There are no vitamins or herbal supplements that have proven beneficial for people with eczema.

7. Are there any mental wellness concerns that commonly come up with eczema? For example, do you find people are self-conscious or anxious about their skin or appearance?

People with eczema and other skin conditions that are visible to others can be stressed by this. Chronic itching is also mentally challenging. I like to talk to the people I treat about strategies for dealing with these concerns. Eczema support groups and stress management techniques like yoga and meditation are helpful.

8. For those of us who live with chronic illnesses and autoimmune conditions that trigger our eczema and other skin issues, what do you recommend for chronic illness-related flare-ups?

Everyone with eczema needs a consistent skin care routine that includes soaps and products that are healthy for their skin. For flare-ups, see your dermatologist right away to get your eczema under control.

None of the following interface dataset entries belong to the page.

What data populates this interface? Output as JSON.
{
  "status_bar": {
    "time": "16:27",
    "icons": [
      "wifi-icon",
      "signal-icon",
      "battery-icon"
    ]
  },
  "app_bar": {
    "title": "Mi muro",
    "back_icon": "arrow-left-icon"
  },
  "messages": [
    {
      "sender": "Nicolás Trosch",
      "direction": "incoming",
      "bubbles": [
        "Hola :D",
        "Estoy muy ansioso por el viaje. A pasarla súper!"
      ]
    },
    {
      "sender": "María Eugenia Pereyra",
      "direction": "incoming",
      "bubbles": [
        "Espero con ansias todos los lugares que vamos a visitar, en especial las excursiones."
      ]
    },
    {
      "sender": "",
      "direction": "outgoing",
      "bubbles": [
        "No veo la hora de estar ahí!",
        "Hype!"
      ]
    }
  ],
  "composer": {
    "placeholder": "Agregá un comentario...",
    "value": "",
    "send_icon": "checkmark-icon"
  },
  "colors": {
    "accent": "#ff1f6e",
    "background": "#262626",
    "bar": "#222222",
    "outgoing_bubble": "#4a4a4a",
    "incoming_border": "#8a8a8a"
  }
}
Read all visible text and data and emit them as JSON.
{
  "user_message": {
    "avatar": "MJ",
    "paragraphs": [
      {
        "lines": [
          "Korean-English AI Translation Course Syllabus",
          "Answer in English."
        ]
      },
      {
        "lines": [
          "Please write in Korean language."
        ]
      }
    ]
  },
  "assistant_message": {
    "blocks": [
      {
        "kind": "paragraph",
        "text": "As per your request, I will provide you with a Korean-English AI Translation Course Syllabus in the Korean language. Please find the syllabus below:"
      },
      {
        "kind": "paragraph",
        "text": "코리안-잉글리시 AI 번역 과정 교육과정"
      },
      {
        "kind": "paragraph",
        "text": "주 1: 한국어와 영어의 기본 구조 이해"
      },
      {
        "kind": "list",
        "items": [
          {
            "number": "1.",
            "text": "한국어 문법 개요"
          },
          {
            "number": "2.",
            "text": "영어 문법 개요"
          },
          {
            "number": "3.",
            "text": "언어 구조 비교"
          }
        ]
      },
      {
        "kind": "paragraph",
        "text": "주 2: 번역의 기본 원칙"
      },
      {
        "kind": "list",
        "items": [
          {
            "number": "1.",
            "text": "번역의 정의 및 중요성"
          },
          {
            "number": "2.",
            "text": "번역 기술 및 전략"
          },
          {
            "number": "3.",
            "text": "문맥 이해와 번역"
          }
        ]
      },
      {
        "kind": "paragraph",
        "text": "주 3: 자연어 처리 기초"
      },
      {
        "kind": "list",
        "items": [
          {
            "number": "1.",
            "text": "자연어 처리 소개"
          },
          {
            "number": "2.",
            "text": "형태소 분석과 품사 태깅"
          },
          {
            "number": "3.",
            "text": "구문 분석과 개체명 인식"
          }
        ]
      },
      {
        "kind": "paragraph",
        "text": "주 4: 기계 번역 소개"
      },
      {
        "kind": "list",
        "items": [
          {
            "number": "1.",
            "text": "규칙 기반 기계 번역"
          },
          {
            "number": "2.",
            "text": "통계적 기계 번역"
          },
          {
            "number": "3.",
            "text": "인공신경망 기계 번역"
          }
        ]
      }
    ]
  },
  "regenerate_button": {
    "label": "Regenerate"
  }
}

In general, there is no clinical relationship between chronic illness and eczema. However, there is a relationship between eczema and certain autoimmune conditions.

Primary immunodeficiency diseases are characterized by abnormalities in specific components of the immune system. These abnormalities can cause increased susceptibility to infection. People with primary immune deficiency are at a higher risk of having eczema.

People with asthma and seasonal allergies may also be more susceptible to having eczema.

9. Is it possible for chronic eczema to heal deeply enough to completely go away or into ‘remission’ forever?

We see children “grow out” of their eczema all the time. In adults with chronic eczema, flares can be almost completely controlled with a tailored skin care routine that they work on with their dermatologist.

Some people may also need medication to prevent flare-ups. However, even if a person needs medication to get their eczema under control, it’s possible that they may at some point be able to reduce or stop taking medication, and remain symptom free.


Dr. Morgan Rabach is a board-certified dermatologist with expertise in cosmetic procedures such as neuromodulators (Botox and Dysport), dermal fillers (Juvéderm, Restylane, Radiesse, and Sculptra), and the full spectrum of medical dermatology. In addition to her private practice, she is assistant professor in the Department of Dermatology at Mount Sinai Hospital. After graduating from Brown University with honors in biology, Dr. Rabach earned her medical degree from New York University School of Medicine. She completed her medical internship at Yale New Haven Hospital and her dermatology residency at SUNY Downstate Medical Center where she served as chief resident. Dr. Rabach’s practice encompasses medical, surgical, and cosmetic dermatology, and she tailors her treatments to the individual needs of each patient.